I received an email from a reader who asked, “what makes a good brand”?
This is a great question and from experience, there are standards of good branding that we need to apply and there are sound business practices that will make a successful business turn into a good brand.
For this post, instead of focusing on what we already know, creative consistency, clear brand message and positioning and differentiation. I decided to focus on what industry leaders, banks, lenders and CEO’s all believe in what makes for a good brand – sales, revenues and profits.
THREE FACTORS ON WHAT MAKES A GOOD BRAND
- Define brand equity based on the response to marketing activity. If you’ve recently launched a new product and you’ve met your sales forecast as predicted, this is a good indicator of good brand equity. For example, for your target audience to buy your product requires brand awareness and brand trust, which suggests you can test the market and command a premium price. If you can increase the price without losing customers revenues will increase, ergo…a good brand. Marketing activity includes the right strategy, pricing, etc, etc.
- Customer satisfaction and loyalty. If your percentage of repeat sales increases year after year, membership for your loyalty programs also sees solid growth and customers ask you to do custom work for them, this allows you to maintain your premium price. Again, a reason for a good brand.
- Total Revenue Less Marketing Costs. At the end of the year, you need to see an increase in revenue due to the marketing activity you’ve planned out for that year. Marketing costs include the cost to manufacture a product or service.
Some will argue the following factors that I highlight here can not accurately measure brand equity to generate financial value for any brand. This is because we can’t properly measure consumer’s loyalty for a brand.
Take the story of Twinkies, an American favourite snack. The maker of Twinkies, Hostess filed for bankruptcy in 2012, the result being that Twinkies has grown out of popularity because customers have migrated to healthier foods. Not so! If you missed it, Twinkies returned to the grocery shelves in 2013 after an outcry of nostalgia.
What To Consider When Rebranding

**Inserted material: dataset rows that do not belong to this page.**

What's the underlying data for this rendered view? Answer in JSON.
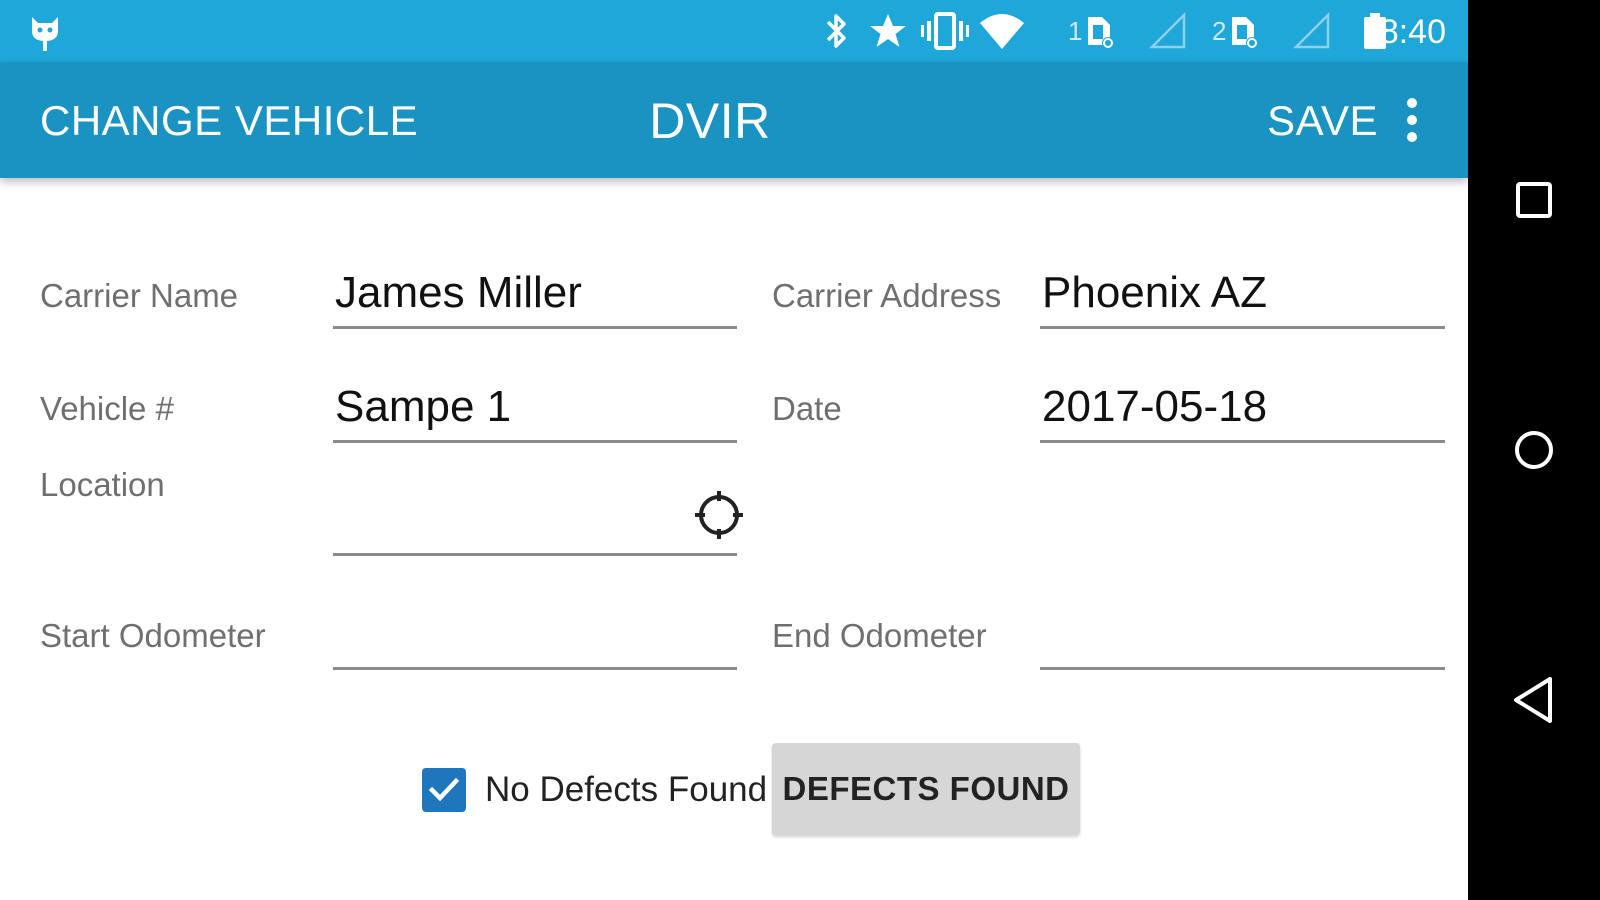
{
  "status_bar": {
    "time": "8:40",
    "sim1": "1",
    "sim2": "2",
    "icons": [
      "app-notification-icon",
      "bluetooth-icon",
      "star-icon",
      "vibrate-icon",
      "wifi-icon",
      "sim-card-icon",
      "signal-icon",
      "battery-icon"
    ]
  },
  "action_bar": {
    "change_vehicle_label": "CHANGE VEHICLE",
    "title": "DVIR",
    "save_label": "SAVE"
  },
  "form": {
    "carrier_name": {
      "label": "Carrier Name",
      "value": "James Miller"
    },
    "carrier_address": {
      "label": "Carrier Address",
      "value": "Phoenix AZ"
    },
    "vehicle_number": {
      "label": "Vehicle #",
      "value": "Sampe 1"
    },
    "date": {
      "label": "Date",
      "value": "2017-05-18"
    },
    "location": {
      "label": "Location",
      "value": ""
    },
    "start_odometer": {
      "label": "Start Odometer",
      "value": ""
    },
    "end_odometer": {
      "label": "End Odometer",
      "value": ""
    }
  },
  "defects": {
    "no_defects_label": "No Defects Found",
    "no_defects_checked": true,
    "defects_found_label": "DEFECTS FOUND"
  },
  "colors": {
    "status_bar": "#1ea7d8",
    "action_bar": "#1a92c2",
    "checkbox": "#1f76bc"
  }
}
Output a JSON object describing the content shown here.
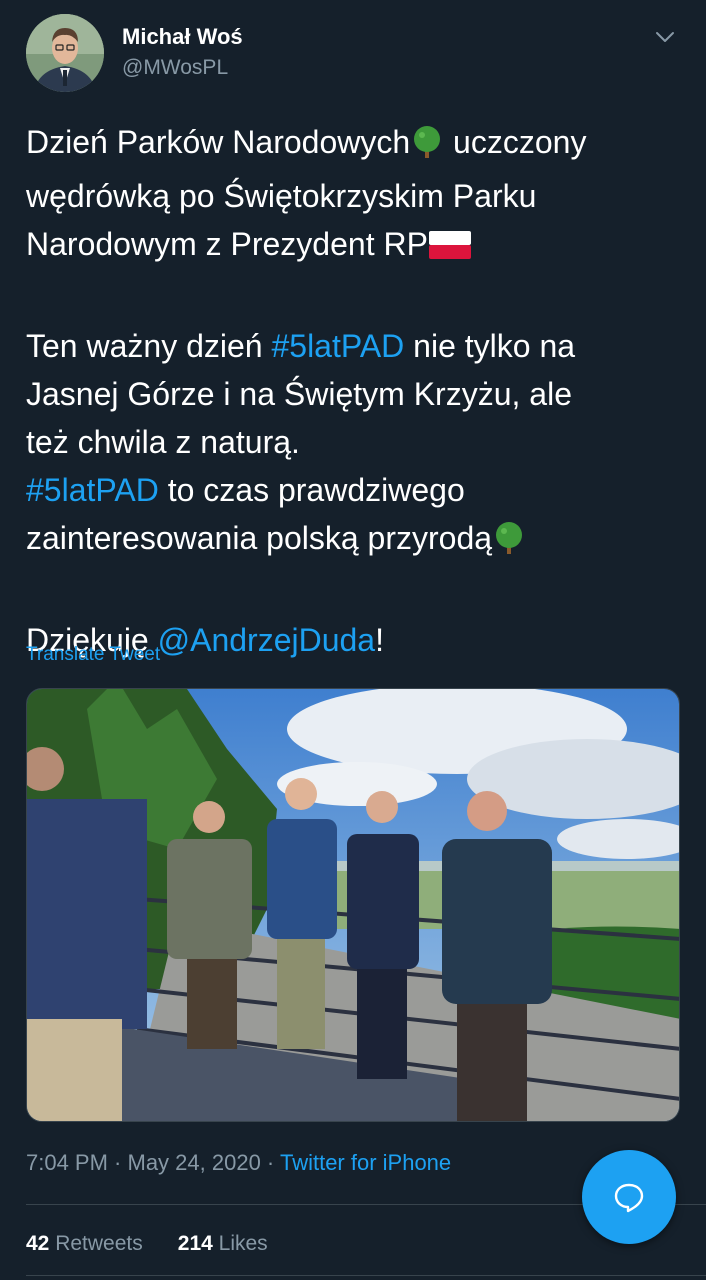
{
  "tweet": {
    "author_name": "Michał Woś",
    "author_handle": "@MWosPL",
    "line1": "Dzień Parków Narodowych",
    "line1_tail": " uczczony",
    "line2": "wędrówką po Świętokrzyskim Parku",
    "line3": "Narodowym z Prezydent RP",
    "p2_pre": "Ten ważny dzień ",
    "hashtag1": "#5latPAD",
    "p2_post": " nie tylko na",
    "p2_line2": "Jasnej Górze i na Świętym Krzyżu, ale",
    "p2_line3": "też chwila z naturą.",
    "hashtag2": "#5latPAD",
    "p3_post": " to czas prawdziwego",
    "p3_line2": "zainteresowania polską przyrodą",
    "thanks_pre": "Dziękuję ",
    "mention": "@AndrzejDuda",
    "thanks_post": "!",
    "translate_label": "Translate Tweet",
    "time": "7:04 PM",
    "separator": " · ",
    "date": "May 24, 2020",
    "source": "Twitter for iPhone",
    "retweets_count": "42",
    "retweets_label": "Retweets",
    "likes_count": "214",
    "likes_label": "Likes"
  },
  "icons": {
    "menu": "chevron-down-icon",
    "tree": "deciduous-tree-emoji",
    "flag": "flag-poland-emoji",
    "compose": "reply-bubble-icon"
  },
  "colors": {
    "background": "#15202b",
    "accent": "#1da1f2",
    "secondary_text": "#8899a6",
    "divider": "#38444d"
  }
}
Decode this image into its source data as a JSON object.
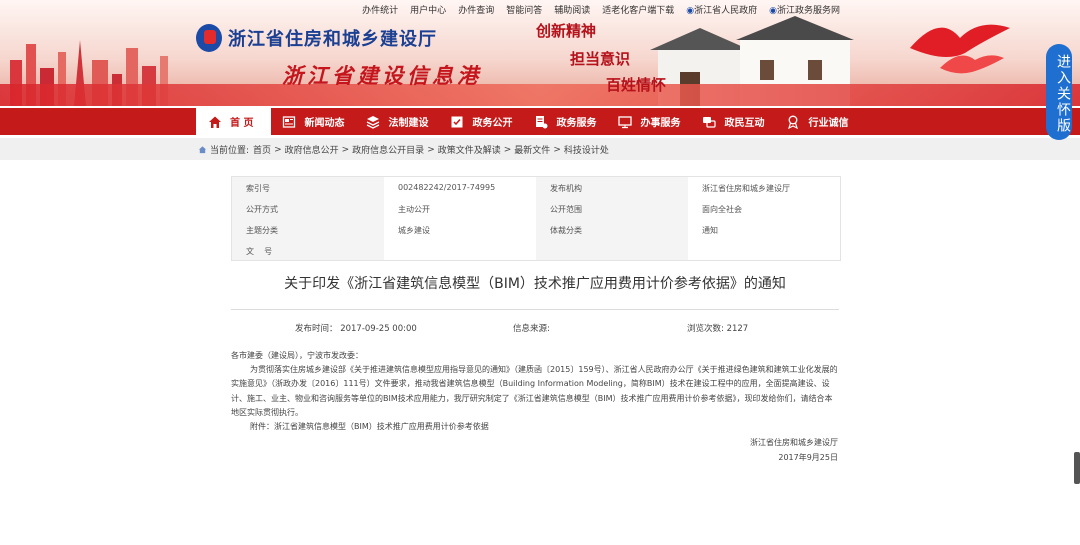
{
  "top_links": [
    "办件统计",
    "用户中心",
    "办件查询",
    "智能问答",
    "辅助阅读",
    "适老化客户端下载",
    "浙江省人民政府",
    "浙江政务服务网"
  ],
  "org_name": "浙江省住房和城乡建设厅",
  "site_slogan": "浙江省建设信息港",
  "slogans": [
    "创新精神",
    "担当意识",
    "百姓情怀"
  ],
  "care_button": "进入关怀版",
  "nav": [
    {
      "label": "首 页",
      "icon": "home-icon"
    },
    {
      "label": "新闻动态",
      "icon": "news-icon"
    },
    {
      "label": "法制建设",
      "icon": "layers-icon"
    },
    {
      "label": "政务公开",
      "icon": "checklist-icon"
    },
    {
      "label": "政务服务",
      "icon": "document-icon"
    },
    {
      "label": "办事服务",
      "icon": "monitor-icon"
    },
    {
      "label": "政民互动",
      "icon": "chat-icon"
    },
    {
      "label": "行业诚信",
      "icon": "medal-icon"
    }
  ],
  "breadcrumb": {
    "prefix": "当前位置:",
    "items": [
      "首页",
      "政府信息公开",
      "政府信息公开目录",
      "政策文件及解读",
      "最新文件",
      "科技设计处"
    ],
    "separator": ">"
  },
  "meta": {
    "index_label": "索引号",
    "index_value": "002482242/2017-74995",
    "publisher_label": "发布机构",
    "publisher_value": "浙江省住房和城乡建设厅",
    "method_label": "公开方式",
    "method_value": "主动公开",
    "scope_label": "公开范围",
    "scope_value": "面向全社会",
    "topic_label": "主题分类",
    "topic_value": "城乡建设",
    "genre_label": "体裁分类",
    "genre_value": "通知",
    "docno_label": "文    号"
  },
  "title": "关于印发《浙江省建筑信息模型（BIM）技术推广应用费用计价参考依据》的通知",
  "info": {
    "publish_time": "发布时间：  2017-09-25 00:00",
    "source": "信息来源:",
    "views": "浏览次数: 2127"
  },
  "body": {
    "salutation": "各市建委（建设局），宁波市发改委：",
    "para1": "为贯彻落实住房城乡建设部《关于推进建筑信息模型应用指导意见的通知》（建质函〔2015〕159号）、浙江省人民政府办公厅《关于推进绿色建筑和建筑工业化发展的实施意见》（浙政办发〔2016〕111号）文件要求，推动我省建筑信息模型（Building Information Modeling，简称BIM）技术在建设工程中的应用，全面提高建设、设计、施工、业主、物业和咨询服务等单位的BIM技术应用能力，我厅研究制定了《浙江省建筑信息模型（BIM）技术推广应用费用计价参考依据》，现印发给你们，请结合本地区实际贯彻执行。",
    "attachment": "附件：浙江省建筑信息模型（BIM）技术推广应用费用计价参考依据",
    "signature": "浙江省住房和城乡建设厅",
    "date": "2017年9月25日"
  }
}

If your company is in need of re-branding, you need a plan that generates leads to support revenue goals and a good dose of public relations.
In today’s global market space, bringing in someone with knowledge in a diverse amount of marketing tactics, traditional and new, online and offline as well as in different industries will help your re-branding efforts greatly. Also, re-branding efforts mean a company is looking to increase or improve sales lead generation. It is not a creative project that requires you to update the logo and tagline.
It is a time-sensitive project. Rebranding efforts usually mean, it is time to evaluate the market, seek out all marketing opportunities for your products portfolio and successful implement Go-To-Marketing Plan. You need to review and define the company’s marketing goals and strategies that establish how you will reach these goals. In other words, it is back to basics!
Alternatively, contact us to learn how The Marketing Boutique can help you reach your Brand Development goals.